College students experience many different forms of stress, and Lauderdale Health and Counseling Services now offers a new way to help deal with the pressure: "Stressbusters" workshops.
Dana Minton, coordinator of health promotion and faculty adviser for Geneseo Healthguards, ran a workshop last Friday titled: "Yes, I'm Stressed - I'm a College Student!" Minton said that the Stressbusters workshop series began because, "There were students who were stressed but didn't need formal counseling, so this was a way to provide something in between."
The workshop began with the coloring of mandalas, concentric patterns of geometric shapes. In some religions, mandalas represent the universe and their creation is a meditative practice.
Minton then led a discussion that was based on the attendees' individual sources of stress and included a talk about the nature of stress itself. According to Minton, stress affects every person differently. She said that sometimes, "If you talk to other people and realize how stressed out everybody else is, it helps."
Minton said that stress is a natural part of life. She said one definition of stress refers to "the wear and tear our bodies experience" or the "response to demands" placed on oneself. Minton also noted that stress can be helpful: "When you have a paper due, a little stress can sometimes help you to get it done," she said. Problems, however, are prone to arise when students experience too much stress. Minton said she believes that the key to dealing well with stress is balance. During the workshop she advised students to "find what works for you" and told them not to "take everything so seriously that you don't enjoy your four years here."
Next, Minton introduced deep breathing exercises to the group. The lights were turned off and the calming melody of Enya's "Only Time" filled the room. Minton instructed students to close their eyes and inhale through the nose, slowly filling their lungs with air and exhaling through the mouth. "We breathe shallowly in everyday life," said Minton, "so taking time to breathe deeply can help one relax." The students practiced holding and releasing their tensed muscles in intervals of a few seconds.
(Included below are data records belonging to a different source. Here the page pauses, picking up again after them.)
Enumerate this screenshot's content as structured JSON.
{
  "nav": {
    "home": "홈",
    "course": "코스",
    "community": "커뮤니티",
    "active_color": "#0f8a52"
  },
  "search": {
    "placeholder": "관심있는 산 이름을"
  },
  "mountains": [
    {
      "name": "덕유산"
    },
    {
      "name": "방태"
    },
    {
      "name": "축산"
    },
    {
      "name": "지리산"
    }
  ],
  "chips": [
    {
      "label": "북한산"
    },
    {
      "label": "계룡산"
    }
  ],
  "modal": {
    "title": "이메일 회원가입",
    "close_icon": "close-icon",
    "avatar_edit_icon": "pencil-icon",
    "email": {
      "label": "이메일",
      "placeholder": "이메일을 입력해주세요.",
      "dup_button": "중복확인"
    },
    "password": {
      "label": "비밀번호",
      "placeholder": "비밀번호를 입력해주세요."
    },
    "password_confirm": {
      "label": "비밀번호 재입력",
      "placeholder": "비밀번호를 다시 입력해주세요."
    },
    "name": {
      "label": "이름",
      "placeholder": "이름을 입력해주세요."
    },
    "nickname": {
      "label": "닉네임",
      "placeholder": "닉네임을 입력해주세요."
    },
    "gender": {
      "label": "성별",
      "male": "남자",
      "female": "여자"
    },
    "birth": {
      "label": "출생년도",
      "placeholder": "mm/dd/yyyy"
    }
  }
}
According to Minton, "It's hard to know what it really feels like to relax all your muscles, but this exercise helps."
Junior Nick Turecamo said he came to the workshop to "find ways to de-stress." As an upperclassman, Turecamo is familiar with the pace of each semester: The workload quickly increases after the first few weeks of school. "Eventually I'll start to get stressed out," he said. "I want to find some ways to deal with it now." Turecamo said he enjoyed the breathing exercises and felt "much less tense" after the workshop.
Each Stressbusters workshop teaches students a different way to relieve stress, and future sessions will encompass yoga lessons, meditation, self-hypnosis, and deep breathing techniques. They are held Fridays from 3 - 4 p.m. in the Interfaith Center on Franklin Street.